▶ **ASSIGNMENT**
From the entries below, copy every line that holds the word "label".

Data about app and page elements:
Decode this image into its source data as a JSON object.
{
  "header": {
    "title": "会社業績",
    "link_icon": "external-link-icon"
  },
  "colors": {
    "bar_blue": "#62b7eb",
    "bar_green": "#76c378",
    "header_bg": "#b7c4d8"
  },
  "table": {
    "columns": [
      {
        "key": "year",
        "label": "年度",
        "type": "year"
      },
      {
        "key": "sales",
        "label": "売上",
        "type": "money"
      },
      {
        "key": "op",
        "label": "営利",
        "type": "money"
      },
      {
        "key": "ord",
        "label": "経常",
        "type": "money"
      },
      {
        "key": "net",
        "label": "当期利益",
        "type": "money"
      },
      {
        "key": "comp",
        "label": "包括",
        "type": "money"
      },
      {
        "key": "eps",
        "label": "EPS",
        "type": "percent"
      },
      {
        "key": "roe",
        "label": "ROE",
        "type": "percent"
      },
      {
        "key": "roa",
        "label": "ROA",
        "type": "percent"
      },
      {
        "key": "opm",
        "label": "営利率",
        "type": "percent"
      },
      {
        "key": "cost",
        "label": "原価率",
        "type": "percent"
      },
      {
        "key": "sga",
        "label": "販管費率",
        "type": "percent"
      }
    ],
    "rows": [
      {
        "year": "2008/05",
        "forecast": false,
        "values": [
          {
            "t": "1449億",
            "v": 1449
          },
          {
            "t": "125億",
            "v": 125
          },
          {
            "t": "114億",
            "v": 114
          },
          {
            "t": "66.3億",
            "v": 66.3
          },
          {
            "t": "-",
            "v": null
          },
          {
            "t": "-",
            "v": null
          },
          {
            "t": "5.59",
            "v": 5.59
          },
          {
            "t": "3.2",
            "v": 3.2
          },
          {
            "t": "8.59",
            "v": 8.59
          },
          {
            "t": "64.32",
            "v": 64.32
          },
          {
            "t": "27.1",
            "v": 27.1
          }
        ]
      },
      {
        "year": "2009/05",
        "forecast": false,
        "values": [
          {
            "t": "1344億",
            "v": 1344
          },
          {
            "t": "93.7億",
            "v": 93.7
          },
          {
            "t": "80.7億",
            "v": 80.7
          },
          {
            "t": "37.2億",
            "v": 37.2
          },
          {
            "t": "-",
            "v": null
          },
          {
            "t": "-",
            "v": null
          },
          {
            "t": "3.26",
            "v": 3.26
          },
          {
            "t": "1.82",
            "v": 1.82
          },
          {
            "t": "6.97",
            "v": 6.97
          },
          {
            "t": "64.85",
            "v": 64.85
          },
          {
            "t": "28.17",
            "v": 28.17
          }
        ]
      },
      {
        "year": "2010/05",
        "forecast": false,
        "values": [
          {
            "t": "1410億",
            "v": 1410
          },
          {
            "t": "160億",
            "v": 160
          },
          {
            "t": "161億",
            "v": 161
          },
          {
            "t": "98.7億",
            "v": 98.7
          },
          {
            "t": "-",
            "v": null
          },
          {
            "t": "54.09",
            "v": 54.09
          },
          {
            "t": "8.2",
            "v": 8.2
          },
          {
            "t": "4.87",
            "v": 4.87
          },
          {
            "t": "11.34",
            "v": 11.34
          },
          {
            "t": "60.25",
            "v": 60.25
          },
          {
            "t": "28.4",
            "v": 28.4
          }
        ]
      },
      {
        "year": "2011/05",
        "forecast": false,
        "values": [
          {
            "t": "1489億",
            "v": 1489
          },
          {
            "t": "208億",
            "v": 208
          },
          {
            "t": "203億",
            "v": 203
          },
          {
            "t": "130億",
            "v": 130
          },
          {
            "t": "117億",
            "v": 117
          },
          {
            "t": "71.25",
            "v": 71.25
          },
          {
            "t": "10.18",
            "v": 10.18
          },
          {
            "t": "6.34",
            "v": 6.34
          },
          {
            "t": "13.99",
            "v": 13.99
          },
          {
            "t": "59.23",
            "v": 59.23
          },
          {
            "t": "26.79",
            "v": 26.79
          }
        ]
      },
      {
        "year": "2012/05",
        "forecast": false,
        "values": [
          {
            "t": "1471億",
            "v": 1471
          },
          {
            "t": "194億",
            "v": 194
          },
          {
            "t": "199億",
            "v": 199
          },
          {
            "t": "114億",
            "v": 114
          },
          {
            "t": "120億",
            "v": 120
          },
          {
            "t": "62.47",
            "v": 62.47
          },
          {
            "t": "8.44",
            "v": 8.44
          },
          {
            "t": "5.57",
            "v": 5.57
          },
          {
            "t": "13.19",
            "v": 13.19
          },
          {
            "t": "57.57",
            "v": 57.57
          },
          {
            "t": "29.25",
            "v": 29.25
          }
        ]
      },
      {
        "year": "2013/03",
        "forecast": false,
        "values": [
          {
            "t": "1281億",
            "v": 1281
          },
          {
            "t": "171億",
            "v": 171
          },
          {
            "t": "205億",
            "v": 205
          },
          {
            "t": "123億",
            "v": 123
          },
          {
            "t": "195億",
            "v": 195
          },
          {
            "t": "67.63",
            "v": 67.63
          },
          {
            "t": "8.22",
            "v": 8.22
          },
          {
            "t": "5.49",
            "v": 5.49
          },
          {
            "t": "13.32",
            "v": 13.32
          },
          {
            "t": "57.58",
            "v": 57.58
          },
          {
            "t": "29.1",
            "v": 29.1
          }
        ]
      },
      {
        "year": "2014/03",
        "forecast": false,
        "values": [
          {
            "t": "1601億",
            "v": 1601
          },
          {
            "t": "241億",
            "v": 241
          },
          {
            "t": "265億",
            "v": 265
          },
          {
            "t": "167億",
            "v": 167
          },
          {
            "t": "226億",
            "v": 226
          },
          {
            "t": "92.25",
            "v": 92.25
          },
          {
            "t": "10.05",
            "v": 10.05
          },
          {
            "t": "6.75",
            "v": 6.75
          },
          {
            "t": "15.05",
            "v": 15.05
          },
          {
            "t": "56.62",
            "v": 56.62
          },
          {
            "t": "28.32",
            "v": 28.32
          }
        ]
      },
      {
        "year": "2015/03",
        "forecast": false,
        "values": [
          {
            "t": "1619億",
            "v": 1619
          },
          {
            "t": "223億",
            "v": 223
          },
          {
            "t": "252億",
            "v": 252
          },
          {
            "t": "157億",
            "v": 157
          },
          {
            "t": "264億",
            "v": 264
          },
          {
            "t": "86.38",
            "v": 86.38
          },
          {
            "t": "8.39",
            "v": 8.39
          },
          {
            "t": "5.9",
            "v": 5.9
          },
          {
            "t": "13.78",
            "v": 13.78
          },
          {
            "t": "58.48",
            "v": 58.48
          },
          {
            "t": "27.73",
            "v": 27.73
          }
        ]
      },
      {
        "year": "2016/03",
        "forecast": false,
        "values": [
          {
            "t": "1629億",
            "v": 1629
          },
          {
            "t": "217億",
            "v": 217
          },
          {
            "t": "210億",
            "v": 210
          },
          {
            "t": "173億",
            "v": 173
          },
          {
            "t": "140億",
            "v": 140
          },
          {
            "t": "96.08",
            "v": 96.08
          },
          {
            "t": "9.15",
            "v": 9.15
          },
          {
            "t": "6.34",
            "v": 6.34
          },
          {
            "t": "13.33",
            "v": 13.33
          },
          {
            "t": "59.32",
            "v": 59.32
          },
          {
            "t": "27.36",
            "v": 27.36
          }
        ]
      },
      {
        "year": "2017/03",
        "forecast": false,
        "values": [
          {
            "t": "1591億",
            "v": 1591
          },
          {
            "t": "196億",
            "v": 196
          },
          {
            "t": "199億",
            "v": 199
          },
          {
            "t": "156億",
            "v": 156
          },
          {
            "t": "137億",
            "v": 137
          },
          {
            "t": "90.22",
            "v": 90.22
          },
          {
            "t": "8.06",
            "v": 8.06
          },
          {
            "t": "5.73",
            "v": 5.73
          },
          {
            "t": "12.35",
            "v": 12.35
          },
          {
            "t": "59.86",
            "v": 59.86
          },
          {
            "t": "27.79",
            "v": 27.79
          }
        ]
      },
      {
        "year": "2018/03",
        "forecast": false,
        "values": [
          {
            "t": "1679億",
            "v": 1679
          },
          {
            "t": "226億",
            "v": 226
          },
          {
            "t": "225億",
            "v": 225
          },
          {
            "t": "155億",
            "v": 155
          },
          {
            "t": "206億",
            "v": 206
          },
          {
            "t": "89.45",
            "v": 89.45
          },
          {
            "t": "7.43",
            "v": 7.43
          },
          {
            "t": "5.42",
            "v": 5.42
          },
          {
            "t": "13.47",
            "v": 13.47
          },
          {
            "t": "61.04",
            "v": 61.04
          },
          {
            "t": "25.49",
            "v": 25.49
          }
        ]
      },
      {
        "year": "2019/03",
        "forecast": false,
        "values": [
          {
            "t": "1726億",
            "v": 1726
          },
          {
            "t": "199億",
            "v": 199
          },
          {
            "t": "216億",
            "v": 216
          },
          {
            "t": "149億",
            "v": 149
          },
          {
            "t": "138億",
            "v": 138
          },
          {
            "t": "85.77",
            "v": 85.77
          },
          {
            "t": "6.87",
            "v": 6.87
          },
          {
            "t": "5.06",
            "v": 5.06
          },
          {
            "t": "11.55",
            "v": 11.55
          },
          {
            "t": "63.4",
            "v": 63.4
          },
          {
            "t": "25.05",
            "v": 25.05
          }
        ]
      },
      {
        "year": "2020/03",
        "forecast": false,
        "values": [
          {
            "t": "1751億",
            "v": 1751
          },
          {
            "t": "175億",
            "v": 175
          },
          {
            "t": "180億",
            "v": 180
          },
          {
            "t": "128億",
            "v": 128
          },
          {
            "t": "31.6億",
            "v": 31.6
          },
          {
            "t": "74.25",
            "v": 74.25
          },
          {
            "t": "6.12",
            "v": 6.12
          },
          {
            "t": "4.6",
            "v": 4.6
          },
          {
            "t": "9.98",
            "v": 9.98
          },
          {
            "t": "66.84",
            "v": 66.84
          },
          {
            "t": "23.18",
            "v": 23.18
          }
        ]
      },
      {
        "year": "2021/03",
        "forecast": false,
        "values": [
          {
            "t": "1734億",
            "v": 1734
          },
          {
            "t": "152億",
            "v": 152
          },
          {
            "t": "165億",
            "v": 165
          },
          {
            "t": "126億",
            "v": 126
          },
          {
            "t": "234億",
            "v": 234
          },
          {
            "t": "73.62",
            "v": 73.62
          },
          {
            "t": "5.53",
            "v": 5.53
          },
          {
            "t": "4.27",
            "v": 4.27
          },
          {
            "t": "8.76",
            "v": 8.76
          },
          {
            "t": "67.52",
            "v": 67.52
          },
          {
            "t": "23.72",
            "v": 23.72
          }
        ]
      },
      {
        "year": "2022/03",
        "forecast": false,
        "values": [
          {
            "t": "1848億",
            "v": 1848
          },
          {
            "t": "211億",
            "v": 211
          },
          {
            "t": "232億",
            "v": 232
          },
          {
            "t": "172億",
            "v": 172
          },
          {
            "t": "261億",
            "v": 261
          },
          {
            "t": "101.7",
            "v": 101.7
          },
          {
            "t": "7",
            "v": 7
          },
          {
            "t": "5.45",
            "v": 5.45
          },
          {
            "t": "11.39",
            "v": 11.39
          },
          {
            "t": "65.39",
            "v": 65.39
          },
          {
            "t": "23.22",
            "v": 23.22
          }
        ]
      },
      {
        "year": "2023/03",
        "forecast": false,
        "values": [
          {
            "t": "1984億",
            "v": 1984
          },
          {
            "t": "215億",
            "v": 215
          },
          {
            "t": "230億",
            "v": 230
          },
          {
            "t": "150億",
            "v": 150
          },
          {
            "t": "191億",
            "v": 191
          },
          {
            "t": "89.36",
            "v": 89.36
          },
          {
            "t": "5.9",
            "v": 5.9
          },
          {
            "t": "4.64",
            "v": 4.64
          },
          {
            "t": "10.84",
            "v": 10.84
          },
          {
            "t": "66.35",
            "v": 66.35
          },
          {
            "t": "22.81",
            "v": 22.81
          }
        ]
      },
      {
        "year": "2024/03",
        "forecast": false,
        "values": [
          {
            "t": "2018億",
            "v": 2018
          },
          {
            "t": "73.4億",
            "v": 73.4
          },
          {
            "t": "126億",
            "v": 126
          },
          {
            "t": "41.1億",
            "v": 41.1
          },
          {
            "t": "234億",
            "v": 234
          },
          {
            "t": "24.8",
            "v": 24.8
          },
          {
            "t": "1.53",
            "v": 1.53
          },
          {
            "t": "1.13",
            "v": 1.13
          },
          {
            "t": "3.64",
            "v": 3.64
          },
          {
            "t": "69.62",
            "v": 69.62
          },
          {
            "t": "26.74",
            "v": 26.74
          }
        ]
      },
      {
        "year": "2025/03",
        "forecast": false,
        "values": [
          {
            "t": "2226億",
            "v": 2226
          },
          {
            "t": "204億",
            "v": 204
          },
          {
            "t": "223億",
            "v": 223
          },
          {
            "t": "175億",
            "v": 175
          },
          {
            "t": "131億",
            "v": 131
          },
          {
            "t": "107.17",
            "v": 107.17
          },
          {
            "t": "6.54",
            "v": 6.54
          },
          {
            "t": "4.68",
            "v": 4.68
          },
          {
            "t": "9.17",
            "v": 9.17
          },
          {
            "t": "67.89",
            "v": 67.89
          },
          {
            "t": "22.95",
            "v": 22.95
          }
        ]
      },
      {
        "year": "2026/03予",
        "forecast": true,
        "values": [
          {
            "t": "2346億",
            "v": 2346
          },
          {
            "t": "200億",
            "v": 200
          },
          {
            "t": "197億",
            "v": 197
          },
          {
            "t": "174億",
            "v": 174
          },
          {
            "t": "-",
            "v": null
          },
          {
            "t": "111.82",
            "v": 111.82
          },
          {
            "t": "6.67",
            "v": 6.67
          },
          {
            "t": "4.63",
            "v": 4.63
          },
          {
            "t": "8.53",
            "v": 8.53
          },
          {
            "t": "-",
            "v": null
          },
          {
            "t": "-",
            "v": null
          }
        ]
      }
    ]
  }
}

▶ **TASK RESULT**
        "label": "年度",
        "label": "売上",
        "label": "営利",
        "label": "経常",
        "label": "当期利益",
        "label": "包括",
        "label": "EPS",
        "label": "ROE",
        "label": "ROA",
        "label": "営利率",
        "label": "原価率",
        "label": "販管費率",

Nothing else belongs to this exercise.